I like to day dream about “the mark of God” (Deut 6.8, Rev 7.2) and what it could look like if we all had an identifying factor by which we would know one another.  Like I have said before, I do not make any claims to have eschatological issues completely understood, but it does seem clear to me that there will be some sort of mark by which people will buy and sell in the end times (Rev 13.16-17), but those who follow God will not receive this mark and will be sealed with His mark instead.  It will be quite clear in those days who is for God and who is not.  Physically.

But today.  I do not have a tattoo or chip on my forehead or hand that publicly identifies me as a Christian.  So how can we know one another, immediately?  And how can others recognize us?

“By this all men will know that you are My disciples, if you have love for one another.”

– John 13.35

Do I love others, serve others, put other’s interests before myself and give the glory and honor to God in such a way that people recognize I am a follower of Jesus?

Be devoted to one another in brotherly love; give preference to one another in honor; not lagging behind in diligence, fervent in spirit, serving the Lord; rejoicing in hope, persevering in tribulation, devoted to prayer, contributing to the needs of the saints, practicing hospitality.”

 – Rom 12.10-13

I like the way the ESV version translates Rom 12.10:  “Outdo one another in showing honor“.  We should be so interested in serving God by serving each other that we are in friendly competition to see who can love the other most!

But the end is never love in-and-of itself.  The end is glorifying God.  If we love for the sake of love, our righteousness is as filthy rags (Is 64.6, Rom 3.10).  Our love and affection should bear the mark of God such that people turn to Him when they see it.  Do you forgive as you have been forgiven?  Or do you hold grudges?  Do you pay attention to other people’s needs?  Or is all of your money spent on toys and entertainment?  Do you embrace those who are hurting?  Or are they inconvenient to you?  Do you speak of God’s salvation and grace with everyone who will listen?  Or do you hoard it all for yourself?  Do you work as unto God?  Or is your occupation a means by which you earn money, get ahead and provide for yourself?

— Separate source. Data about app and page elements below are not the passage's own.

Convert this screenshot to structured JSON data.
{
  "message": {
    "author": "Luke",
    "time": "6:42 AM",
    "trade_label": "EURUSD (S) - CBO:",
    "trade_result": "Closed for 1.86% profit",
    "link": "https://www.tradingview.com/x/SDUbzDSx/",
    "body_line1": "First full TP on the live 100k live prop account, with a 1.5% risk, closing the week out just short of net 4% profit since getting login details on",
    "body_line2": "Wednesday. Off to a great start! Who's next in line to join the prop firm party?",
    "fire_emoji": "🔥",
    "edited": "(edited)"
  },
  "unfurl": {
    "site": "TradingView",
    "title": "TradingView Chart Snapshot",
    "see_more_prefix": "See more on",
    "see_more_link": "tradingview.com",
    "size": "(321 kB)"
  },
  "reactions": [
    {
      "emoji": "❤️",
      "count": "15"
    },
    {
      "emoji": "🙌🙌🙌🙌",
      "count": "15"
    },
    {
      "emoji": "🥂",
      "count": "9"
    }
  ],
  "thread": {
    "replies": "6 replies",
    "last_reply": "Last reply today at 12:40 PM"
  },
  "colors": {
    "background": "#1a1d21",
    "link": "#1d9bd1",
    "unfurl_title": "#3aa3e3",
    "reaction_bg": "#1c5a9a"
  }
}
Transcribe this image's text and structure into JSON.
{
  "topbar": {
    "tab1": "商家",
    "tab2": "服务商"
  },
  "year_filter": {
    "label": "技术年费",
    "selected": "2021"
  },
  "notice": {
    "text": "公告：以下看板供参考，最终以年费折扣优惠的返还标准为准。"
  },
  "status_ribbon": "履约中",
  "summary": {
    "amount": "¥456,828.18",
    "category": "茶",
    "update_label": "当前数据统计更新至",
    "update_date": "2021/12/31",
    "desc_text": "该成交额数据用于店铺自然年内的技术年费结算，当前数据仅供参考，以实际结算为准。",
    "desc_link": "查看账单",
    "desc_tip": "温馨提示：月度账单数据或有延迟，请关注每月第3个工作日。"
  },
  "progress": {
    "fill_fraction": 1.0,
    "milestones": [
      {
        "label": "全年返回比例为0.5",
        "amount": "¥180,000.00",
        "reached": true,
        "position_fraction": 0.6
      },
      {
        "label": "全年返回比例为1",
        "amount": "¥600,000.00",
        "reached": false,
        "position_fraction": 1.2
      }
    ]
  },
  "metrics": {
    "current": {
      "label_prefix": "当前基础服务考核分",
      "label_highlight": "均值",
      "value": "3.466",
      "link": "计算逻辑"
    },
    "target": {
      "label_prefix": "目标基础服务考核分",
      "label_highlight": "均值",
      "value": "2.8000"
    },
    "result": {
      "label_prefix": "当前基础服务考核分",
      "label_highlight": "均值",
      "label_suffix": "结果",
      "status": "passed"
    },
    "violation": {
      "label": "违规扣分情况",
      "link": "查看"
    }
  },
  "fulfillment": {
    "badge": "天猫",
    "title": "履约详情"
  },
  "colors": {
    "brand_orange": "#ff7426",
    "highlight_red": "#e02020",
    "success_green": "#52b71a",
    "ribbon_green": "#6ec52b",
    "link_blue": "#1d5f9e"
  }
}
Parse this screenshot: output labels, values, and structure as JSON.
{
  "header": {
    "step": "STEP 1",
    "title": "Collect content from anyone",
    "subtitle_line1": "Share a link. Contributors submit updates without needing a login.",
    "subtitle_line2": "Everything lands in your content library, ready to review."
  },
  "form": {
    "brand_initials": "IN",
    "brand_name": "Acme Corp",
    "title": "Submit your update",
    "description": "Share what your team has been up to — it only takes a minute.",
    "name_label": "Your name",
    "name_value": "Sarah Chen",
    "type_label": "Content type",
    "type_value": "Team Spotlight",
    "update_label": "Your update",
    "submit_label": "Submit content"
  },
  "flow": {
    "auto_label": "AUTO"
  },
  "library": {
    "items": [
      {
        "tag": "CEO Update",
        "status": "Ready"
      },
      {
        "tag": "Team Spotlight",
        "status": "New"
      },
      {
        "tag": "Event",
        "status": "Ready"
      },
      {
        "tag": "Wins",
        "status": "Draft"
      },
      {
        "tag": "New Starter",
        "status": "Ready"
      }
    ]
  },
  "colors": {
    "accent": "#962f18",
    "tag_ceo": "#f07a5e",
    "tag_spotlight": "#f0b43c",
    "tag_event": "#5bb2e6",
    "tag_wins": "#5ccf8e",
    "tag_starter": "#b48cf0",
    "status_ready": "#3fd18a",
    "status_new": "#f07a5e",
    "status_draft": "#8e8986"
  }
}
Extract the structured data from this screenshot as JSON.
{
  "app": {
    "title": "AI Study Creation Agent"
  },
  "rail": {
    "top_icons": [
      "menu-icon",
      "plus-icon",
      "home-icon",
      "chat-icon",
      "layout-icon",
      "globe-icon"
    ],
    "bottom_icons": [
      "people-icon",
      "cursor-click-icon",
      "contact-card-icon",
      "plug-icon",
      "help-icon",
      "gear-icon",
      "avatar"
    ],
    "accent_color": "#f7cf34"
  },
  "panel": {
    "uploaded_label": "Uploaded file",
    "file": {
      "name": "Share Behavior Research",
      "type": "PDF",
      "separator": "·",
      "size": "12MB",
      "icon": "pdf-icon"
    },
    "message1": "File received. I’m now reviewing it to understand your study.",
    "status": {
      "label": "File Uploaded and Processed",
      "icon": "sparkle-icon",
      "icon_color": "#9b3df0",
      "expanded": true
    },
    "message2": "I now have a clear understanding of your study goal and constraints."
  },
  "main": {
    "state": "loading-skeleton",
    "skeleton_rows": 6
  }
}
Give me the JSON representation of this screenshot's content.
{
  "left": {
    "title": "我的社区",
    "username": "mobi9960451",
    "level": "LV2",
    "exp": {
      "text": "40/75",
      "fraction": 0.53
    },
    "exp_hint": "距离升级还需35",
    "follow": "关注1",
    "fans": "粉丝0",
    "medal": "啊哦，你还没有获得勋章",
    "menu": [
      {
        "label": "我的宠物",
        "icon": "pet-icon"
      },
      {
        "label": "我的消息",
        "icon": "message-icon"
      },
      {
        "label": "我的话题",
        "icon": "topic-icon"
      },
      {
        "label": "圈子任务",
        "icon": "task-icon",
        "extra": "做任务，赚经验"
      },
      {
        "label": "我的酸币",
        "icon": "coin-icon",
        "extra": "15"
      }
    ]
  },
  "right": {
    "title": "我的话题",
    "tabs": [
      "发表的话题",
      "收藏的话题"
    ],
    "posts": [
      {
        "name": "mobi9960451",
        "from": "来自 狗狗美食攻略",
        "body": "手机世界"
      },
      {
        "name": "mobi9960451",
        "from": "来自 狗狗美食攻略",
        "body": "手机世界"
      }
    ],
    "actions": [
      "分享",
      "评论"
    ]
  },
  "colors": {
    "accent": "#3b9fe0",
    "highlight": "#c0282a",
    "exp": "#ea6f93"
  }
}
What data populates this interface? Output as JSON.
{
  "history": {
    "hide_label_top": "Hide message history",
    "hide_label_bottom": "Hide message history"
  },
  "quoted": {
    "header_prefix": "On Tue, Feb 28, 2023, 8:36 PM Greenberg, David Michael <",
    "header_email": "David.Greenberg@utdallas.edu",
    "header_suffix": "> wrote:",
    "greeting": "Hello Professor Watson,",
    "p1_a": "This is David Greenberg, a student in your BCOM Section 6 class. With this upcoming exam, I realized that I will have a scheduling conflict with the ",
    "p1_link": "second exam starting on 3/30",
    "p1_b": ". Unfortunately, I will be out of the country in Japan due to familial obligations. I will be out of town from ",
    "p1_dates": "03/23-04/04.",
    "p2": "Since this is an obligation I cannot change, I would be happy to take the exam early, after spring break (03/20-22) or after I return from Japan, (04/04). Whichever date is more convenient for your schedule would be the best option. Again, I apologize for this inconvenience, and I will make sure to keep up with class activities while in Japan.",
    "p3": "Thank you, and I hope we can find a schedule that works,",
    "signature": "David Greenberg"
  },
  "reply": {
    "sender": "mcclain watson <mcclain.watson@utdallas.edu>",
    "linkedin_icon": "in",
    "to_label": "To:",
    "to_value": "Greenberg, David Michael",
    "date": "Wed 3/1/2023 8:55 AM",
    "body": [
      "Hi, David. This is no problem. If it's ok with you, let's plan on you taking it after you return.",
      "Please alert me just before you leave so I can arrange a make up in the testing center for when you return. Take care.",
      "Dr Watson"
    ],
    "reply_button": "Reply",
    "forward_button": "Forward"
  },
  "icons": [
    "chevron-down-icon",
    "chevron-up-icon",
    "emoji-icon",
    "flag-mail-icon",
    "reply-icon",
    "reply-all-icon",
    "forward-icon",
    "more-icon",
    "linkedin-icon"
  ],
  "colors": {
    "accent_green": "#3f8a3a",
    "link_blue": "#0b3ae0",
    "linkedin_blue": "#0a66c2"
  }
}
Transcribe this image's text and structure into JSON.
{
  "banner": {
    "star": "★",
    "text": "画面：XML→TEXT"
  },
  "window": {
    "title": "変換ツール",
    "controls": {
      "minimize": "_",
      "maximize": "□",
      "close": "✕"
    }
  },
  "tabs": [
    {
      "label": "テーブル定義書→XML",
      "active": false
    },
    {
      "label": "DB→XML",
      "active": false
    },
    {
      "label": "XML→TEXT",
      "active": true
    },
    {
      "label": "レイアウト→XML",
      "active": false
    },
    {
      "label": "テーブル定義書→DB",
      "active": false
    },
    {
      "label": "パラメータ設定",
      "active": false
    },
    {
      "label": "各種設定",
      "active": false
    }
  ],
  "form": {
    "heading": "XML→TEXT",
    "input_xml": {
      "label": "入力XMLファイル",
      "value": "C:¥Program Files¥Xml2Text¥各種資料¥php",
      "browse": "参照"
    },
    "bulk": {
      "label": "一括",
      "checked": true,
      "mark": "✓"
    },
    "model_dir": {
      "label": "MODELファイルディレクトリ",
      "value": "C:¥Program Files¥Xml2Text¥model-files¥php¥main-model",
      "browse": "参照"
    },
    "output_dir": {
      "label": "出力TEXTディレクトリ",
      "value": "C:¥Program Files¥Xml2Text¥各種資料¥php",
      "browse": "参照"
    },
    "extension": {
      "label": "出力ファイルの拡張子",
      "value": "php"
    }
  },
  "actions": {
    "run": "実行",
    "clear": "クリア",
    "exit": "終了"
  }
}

“Beloved, let us love one another, for love is from God; and everyone who loves is born of God and knows God.  The one who does not love does not know God, for God is love.”

 – 1 John 4.7-8